Malley is now reportedly on a shortlist for the post of deputy assistant secretary of state for Near Eastern Affairs, according to the Washington Free Beacon.
The ICG, meanwhile, defines itself as an “independent, non-profit, multinational organization, with 100 staff members on five continents, working through field-based analysis and high-level advocacy to prevent and resolve deadly conflict.”
The ICG is one of the main proponents of the international “Responsibility to Protect” doctrine.
The doctrine is the very military protocol used to justify the NATO bombing campaign that brought down Gadhafi’s regime in Libya.
Gareth Evans, president emeritus of the ICG, is the founder and co-author of the doctrine.
President Obama’s national security adviser, Samantha Power, helped to craft Responsibility to Protect, which was also devised by several controversial characters, including Palestinian legislator Hanan Ashrawi, a staunch denier of the Holocaust who long served as the deputy of late Palestinian Liberation Organization leader Yasser Arafat.
Powers in April 2012 was named the head of the new White House Atrocities Prevention Board.
Responsibility to Protect, or Responsibility to Act, as cited by Obama, is a set of principles, now backed by the United Nations, based on the idea that sovereignty is not a privilege but a responsibility that can be revoked if a country is accused of “war crimes,” “genocide,” “crimes against humanity” or “ethnic cleansing.”
The term “war crimes” has at times been indiscriminately used by various U.N.-backed international bodies, including the International Criminal Court, or ICC, which applied it to Israeli anti-terror operations in the Gaza Strip.
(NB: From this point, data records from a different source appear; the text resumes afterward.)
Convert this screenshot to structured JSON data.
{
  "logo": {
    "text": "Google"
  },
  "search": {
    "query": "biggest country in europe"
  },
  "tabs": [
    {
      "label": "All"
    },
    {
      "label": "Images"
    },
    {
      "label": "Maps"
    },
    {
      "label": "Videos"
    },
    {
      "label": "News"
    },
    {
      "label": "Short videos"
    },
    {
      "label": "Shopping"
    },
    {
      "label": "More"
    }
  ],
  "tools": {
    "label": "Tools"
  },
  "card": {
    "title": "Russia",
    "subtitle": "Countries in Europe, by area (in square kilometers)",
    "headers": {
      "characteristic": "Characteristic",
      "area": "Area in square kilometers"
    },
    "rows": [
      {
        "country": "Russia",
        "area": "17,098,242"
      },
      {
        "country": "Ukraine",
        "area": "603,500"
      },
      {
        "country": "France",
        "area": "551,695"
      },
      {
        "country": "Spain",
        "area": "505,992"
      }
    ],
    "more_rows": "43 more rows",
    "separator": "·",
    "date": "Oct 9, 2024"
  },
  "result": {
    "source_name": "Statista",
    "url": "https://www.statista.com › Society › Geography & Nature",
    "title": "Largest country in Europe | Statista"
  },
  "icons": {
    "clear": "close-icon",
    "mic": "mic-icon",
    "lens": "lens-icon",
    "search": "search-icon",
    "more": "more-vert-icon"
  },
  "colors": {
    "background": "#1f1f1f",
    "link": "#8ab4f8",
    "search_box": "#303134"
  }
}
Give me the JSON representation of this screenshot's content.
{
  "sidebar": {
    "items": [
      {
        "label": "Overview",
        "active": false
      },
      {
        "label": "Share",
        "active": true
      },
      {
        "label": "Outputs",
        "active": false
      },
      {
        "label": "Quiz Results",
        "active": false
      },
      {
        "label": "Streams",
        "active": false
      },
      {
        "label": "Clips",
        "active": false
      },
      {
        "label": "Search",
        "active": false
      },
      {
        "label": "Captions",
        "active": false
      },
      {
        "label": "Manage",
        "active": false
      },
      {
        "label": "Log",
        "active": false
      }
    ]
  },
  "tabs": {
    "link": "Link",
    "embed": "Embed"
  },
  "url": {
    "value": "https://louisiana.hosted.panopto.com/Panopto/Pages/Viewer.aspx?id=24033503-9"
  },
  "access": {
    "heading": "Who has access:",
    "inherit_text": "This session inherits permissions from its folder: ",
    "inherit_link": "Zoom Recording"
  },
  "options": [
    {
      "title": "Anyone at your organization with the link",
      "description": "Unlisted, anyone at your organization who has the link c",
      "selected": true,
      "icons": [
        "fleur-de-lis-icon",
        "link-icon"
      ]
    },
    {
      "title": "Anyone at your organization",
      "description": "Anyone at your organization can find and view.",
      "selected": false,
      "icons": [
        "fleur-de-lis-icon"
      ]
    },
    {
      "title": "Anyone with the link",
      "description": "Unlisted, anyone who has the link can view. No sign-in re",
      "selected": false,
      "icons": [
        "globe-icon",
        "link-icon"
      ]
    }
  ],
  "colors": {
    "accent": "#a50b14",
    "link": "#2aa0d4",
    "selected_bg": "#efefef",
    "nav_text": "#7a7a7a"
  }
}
There has been fear the ICC could be used to prosecute U.S. troops.
The Global Centre for Responsibility to Protect is the world’s leading champion of the military doctrine. Soros’ Open Society Institute is a primary funder and key proponent of the Global Centre. Several of the doctrine’s main founders sit on boards with Soros.
The committee that devised the Responsibility to Protect doctrine included Arab League Secretary General Amre Moussa as well as Palestinian legislator Ashrawi.
Soros also has other ties to opposition groups in the Middle East.
His Open Society Institute’s Middle East and North Africa Initiative has provided numerous grants to a wide range of projects that promote so-called democratic issues across the region, including in Egypt.
Soros’ Open Society also funded the main opposition voice in Tunisia, Radio Kalima, which championed the riots there that led to the ouster of President Zine El Abidine Ben Ali.
In September 2011, Soros’ group was looking to expand its operations in Egypt by hiring a new project manager for its Egyptian Initiative for Personal Rights, which is run in partnership with the Open Society Justice Initiative.
The group is seeking to develop a national network of legal empowerment actors for referral of public-interest law cases.
Soros himself in February 2011 made public statements in support of the anti-Mubarak protests in Egypt in which he cited ElBaradei.
In a Washington Post editorial titled “Why Obama Has to Get Egypt Right,” Soros recognized that if free elections were held in Egypt, “the Brotherhood is bound to emerge as a major political force, though it is far from assured of a majority.”
He stated the U.S. has “much to gain by moving out in front and siding with the public demand for dignity and democracy” in Egypt.
He claimed the Muslim Brotherhood’s “cooperation with Mohamed ElBaradei … is a hopeful sign that it intends to play a constructive role in a democratic political system.”
Soros did not mention his ties to ElBaradei.
Soros did, however, single out Israel as “the main stumbling block” in paving the way toward transition in the Middle East.
“In reality, Israel has as much to gain from the spread of democracy in the Middle East as the United States has. But Israel is unlikely to recognize its own best interests because the change is too sudden and carries too many risks,” he wrote.